▶ What you need to do
Wherever a line in the records below contains "bottom", copy that line.

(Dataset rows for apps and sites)

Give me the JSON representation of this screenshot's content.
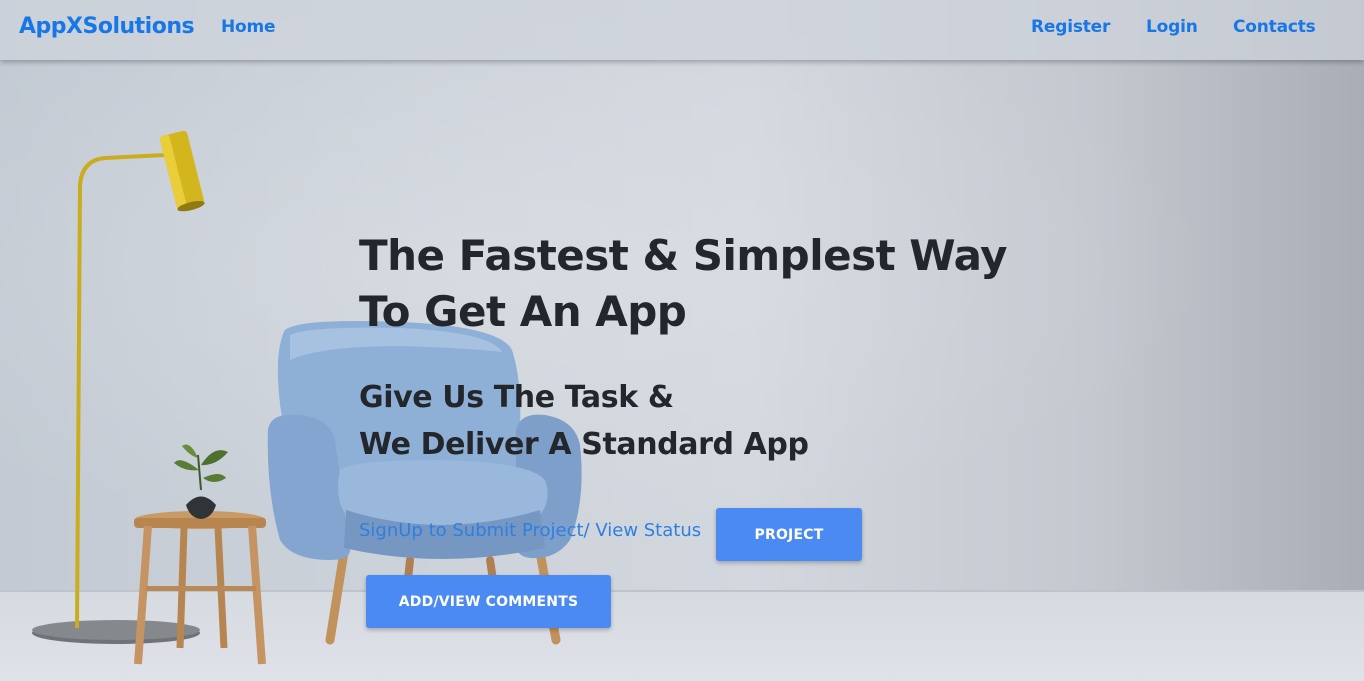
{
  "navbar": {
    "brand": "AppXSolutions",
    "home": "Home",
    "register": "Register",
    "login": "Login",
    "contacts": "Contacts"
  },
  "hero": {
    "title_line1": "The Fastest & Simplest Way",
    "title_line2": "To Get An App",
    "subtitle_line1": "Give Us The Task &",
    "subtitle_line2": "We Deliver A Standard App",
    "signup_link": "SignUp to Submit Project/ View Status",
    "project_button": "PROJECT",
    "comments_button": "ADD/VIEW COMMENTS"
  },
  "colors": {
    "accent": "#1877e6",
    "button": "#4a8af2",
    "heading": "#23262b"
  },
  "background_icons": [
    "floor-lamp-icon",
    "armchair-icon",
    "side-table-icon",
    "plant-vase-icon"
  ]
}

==

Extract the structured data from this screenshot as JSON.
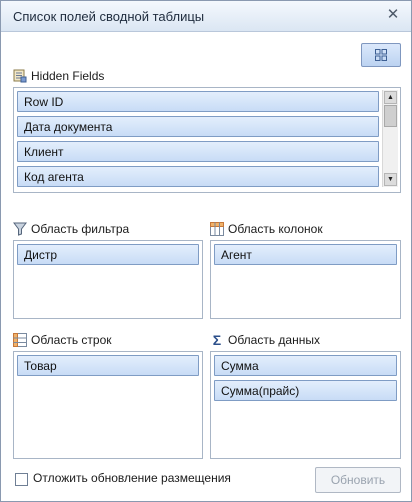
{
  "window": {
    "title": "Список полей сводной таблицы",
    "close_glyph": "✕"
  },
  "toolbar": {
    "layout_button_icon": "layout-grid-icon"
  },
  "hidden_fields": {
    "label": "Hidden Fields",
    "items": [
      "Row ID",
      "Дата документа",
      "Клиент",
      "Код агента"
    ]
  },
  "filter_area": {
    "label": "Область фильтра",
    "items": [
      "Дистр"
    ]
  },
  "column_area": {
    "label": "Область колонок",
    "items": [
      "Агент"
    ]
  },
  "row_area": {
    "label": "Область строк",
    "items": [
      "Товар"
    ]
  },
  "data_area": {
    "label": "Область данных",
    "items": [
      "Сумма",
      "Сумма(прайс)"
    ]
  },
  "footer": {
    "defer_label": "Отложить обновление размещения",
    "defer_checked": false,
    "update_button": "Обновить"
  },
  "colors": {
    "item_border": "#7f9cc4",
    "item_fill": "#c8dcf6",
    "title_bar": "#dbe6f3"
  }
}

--

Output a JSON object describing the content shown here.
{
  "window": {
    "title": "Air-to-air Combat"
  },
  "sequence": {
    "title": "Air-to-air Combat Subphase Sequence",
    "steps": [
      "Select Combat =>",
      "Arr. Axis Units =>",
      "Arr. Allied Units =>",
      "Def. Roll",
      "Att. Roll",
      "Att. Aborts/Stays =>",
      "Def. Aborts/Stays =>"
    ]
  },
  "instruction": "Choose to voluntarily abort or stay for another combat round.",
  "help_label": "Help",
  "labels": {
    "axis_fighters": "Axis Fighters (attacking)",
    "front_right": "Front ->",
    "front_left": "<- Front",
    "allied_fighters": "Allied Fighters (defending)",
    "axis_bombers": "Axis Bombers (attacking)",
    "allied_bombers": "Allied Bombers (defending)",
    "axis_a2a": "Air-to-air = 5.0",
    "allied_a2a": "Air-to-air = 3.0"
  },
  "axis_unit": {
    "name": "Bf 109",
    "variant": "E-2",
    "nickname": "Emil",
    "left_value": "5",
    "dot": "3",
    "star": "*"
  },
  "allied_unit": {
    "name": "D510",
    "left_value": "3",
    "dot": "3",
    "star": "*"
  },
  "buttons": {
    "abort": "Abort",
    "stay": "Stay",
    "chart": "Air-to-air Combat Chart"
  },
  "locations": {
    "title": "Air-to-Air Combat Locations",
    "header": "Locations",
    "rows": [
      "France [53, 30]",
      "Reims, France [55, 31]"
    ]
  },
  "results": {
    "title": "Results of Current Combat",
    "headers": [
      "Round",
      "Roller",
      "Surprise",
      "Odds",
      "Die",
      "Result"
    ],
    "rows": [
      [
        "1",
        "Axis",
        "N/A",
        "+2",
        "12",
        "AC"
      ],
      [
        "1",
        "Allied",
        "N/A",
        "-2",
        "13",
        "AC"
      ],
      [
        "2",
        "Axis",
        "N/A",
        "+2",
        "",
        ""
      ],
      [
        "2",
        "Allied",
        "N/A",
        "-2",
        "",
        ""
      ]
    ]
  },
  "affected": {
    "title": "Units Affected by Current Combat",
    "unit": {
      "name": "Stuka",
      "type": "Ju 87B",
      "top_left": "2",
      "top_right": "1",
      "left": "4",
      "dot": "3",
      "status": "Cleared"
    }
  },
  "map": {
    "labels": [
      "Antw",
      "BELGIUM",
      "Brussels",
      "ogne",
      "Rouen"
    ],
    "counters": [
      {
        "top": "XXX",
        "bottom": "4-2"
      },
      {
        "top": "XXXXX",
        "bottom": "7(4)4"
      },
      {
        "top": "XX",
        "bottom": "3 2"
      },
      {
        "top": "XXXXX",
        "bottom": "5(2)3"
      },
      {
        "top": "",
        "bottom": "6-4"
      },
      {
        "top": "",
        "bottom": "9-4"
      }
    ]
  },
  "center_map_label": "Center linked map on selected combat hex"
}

▶ Completed exercise
        "bottom": "4-2"
        "bottom": "7(4)4"
        "bottom": "3 2"
        "bottom": "5(2)3"
        "bottom": "6-4"
        "bottom": "9-4"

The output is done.